The federal government indicted 19 people in connection with allegedly criminal tax shelter activities by mega-accounting firm KPMG. It also pressured KPMG not to provide legal defenses for its employees, and declined to indict (and in turn destroy) the firm as payback. The trial court judge in the criminal case has now dismissed the federal criminal cases against 13 of those defendants as a result of the federal government's attempt to prevent KPMG from helping to fund the employee's criminal defense counsel.
One defendant pleaded guilty. Cases against 3 ex-KPMG employees who likely wouldn't have gotten legal defense assistance from KPMG anyway, and 2 non-employees remain, but a huge part of the prosecution case has now been destroyed. More intelligent commentary, suggesting that Justice may have screwed up a shot at an appellate review they were trying to get of the trial judge's decision may be found here.
The defeat is more than a mere defeat in one case for the government. It repudiates a major strategy of the federal government which is a Justice Department policy, for prosecuting white collar cases.

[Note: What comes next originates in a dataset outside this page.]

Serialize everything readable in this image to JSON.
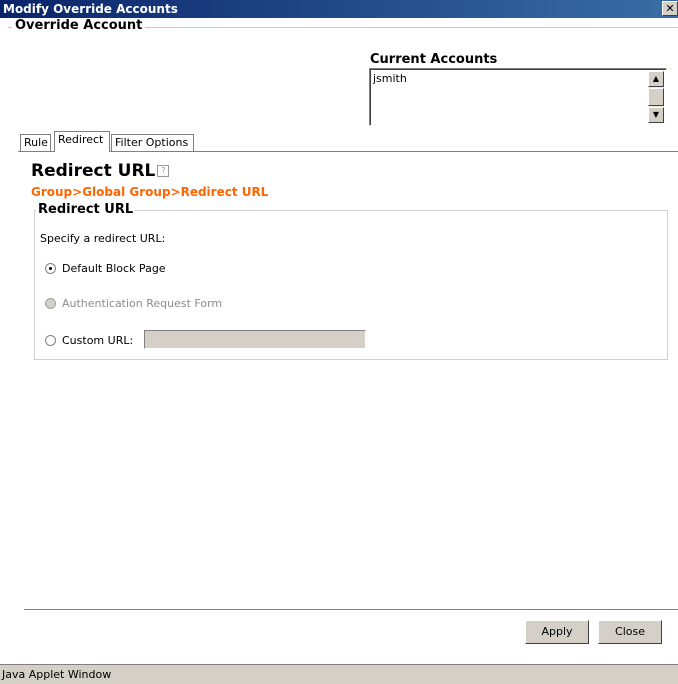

Bottom line: 13 people who might very well have been guilty, but had a fighting chance at trial are off the hook; 5 more are in a better position than they were before, and the government has egg on its face.
I don't know how parallel civil proceedings (and I assume that they exist) fared.